The decision whether to introduce an experimental service must be a matter for the Railways Board. But they are unlikely to be prepared to do so unless a service is capable of generating sufficient earnings to meet its allocated costs, or unless central or local government, or any other body, were prepared to subsidise any gap between earnings and costs. Here I particularly appreciated the remarks of my noble friend Lord de Clifford. The Government pay the public service obligation grant to the Railways Board in order to compensate them for having to provide passenger services generally comparable with those that they operated at the end of 1974. At present, this grant amounts to some £2 million a day; but like other public expenditure, it is subject to cash ceilings, and the Government would not be prepared to increase this ceiling in order to allow the board to run a new passenger service where the revenue from that service would fall short of the allocated costs.

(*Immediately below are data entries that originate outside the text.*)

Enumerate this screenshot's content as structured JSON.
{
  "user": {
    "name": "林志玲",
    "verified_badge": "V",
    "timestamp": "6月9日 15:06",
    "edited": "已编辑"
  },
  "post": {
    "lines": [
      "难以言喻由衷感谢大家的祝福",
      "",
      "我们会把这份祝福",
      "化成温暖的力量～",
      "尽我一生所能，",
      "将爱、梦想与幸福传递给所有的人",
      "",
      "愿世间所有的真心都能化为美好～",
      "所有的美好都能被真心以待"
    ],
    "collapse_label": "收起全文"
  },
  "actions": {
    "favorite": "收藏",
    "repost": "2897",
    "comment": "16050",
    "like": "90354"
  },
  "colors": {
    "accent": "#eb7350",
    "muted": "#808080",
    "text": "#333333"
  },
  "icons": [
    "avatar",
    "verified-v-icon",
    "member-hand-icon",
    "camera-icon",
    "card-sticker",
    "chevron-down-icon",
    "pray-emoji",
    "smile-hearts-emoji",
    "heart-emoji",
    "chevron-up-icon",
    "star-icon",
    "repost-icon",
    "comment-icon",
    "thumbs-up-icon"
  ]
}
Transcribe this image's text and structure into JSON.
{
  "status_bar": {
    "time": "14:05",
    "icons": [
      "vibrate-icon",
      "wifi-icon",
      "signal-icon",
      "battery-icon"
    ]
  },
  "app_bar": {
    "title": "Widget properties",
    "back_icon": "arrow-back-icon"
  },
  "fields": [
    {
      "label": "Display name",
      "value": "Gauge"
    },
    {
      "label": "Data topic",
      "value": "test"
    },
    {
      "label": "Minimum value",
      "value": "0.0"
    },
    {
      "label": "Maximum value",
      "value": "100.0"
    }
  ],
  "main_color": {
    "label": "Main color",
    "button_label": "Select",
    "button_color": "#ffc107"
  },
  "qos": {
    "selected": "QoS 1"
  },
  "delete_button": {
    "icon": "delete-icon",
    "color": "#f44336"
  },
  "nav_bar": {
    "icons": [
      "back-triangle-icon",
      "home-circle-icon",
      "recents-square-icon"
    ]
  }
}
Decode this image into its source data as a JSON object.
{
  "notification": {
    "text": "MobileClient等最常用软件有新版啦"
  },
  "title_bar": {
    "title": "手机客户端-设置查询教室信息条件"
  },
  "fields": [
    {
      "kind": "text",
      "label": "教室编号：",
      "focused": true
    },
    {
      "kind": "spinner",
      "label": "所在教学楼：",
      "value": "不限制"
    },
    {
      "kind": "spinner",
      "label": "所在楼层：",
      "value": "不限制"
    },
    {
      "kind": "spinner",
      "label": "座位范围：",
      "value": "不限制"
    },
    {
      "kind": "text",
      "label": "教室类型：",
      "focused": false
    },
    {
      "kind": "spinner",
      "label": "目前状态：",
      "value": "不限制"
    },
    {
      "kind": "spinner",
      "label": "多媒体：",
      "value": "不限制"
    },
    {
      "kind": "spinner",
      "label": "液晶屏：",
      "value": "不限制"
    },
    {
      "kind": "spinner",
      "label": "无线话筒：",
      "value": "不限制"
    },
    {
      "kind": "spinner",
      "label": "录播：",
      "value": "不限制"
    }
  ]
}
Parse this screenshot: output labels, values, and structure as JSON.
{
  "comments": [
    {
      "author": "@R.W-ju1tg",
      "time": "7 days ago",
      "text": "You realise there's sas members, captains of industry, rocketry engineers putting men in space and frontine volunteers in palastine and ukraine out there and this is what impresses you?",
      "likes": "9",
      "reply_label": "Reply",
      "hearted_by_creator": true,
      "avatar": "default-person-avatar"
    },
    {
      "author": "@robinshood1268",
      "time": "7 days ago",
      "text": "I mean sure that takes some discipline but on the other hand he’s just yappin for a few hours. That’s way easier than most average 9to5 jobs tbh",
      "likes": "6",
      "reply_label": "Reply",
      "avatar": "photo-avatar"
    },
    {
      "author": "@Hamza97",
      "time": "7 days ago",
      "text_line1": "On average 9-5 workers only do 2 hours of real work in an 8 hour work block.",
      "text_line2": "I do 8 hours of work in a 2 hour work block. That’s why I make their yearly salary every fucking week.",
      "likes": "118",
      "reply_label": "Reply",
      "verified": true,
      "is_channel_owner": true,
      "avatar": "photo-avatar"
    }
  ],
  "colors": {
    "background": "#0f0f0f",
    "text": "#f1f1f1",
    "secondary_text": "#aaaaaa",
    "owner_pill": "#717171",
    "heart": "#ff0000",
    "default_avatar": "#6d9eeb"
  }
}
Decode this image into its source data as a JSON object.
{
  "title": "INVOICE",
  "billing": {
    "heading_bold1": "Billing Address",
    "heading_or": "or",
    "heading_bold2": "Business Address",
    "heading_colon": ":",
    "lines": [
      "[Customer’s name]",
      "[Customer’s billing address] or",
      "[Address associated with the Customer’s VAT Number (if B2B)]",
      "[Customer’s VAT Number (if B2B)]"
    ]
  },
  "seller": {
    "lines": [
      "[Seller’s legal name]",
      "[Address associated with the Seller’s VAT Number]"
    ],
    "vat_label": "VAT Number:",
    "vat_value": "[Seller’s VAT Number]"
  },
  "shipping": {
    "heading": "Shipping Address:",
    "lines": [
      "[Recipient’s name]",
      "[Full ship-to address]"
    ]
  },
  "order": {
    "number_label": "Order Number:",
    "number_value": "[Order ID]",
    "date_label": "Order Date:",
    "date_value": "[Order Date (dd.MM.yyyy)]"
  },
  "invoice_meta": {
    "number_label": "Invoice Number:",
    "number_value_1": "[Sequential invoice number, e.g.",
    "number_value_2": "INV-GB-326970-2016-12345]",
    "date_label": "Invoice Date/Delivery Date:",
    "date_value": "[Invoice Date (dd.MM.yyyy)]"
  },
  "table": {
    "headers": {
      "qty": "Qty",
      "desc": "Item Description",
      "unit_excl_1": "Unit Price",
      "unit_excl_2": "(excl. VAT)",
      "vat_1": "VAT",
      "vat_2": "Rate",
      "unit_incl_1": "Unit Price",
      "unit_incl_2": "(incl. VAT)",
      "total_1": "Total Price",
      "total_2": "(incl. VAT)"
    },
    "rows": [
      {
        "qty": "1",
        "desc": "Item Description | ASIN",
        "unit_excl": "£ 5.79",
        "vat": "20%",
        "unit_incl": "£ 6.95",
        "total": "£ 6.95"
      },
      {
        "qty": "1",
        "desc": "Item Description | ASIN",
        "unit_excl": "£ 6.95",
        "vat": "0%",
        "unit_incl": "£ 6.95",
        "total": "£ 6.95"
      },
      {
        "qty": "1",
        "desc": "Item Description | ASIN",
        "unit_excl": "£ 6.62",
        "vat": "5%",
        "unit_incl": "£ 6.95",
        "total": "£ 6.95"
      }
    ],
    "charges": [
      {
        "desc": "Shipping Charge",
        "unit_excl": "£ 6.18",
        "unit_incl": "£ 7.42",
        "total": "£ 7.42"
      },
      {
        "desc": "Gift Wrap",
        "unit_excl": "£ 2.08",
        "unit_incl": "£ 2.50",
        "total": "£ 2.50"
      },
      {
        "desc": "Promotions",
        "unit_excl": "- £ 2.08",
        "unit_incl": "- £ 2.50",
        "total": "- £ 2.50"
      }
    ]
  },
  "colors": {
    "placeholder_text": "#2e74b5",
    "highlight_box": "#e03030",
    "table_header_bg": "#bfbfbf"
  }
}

813 We must, therefore, look primarily to local authorities to make use of their powers to make grants to British Rail to finance these services. It would be for these parties to agree on suitable terms, but the knowledge that an unsuccessful service could be withdrawn quickly should make it easier to reach agreement. In conclusion, may I say that the Government welcome this Bill, and I hope that noble Lords on all sides of the House will support it as a useful contribution towards the flexible operation of the railways and as a means of meeting the changing transport needs of rural areas in particular.
§ 6.56 p.m.
§ Lord Mowbray and Stourton
My Lords, it only remains for me to add my thanks to all noble Lords who have spoken in this debate, and for their general consensus of good will towards this Bill. In particular, of course, I should like to pay my respects and offer my humble congratulations to the noble Lord, Lord Mountevans, upon his most able speech. To my rather sparse skeleton he added welcome flesh and blood, if I may say so, which was greatly to the advantage of your Lordships' House.
My noble friend Lord de Clifford spoke of the climate being fair weather for this Bill. We had the doyen of transport speakers in this House, the noble Lord, Lord Lucas of Chilworth, helping us in our decision; and my noble friend Lord Avon has given us the Government's blessing. I hope we shall not need to commit this Bill, and, that being the case, I hope we shall shortly be able to see it on the statute book. I thank your Lordships for your help and for having spoken.
§ On Question, Bill read 2a, and committed to a Committee of the Whole House.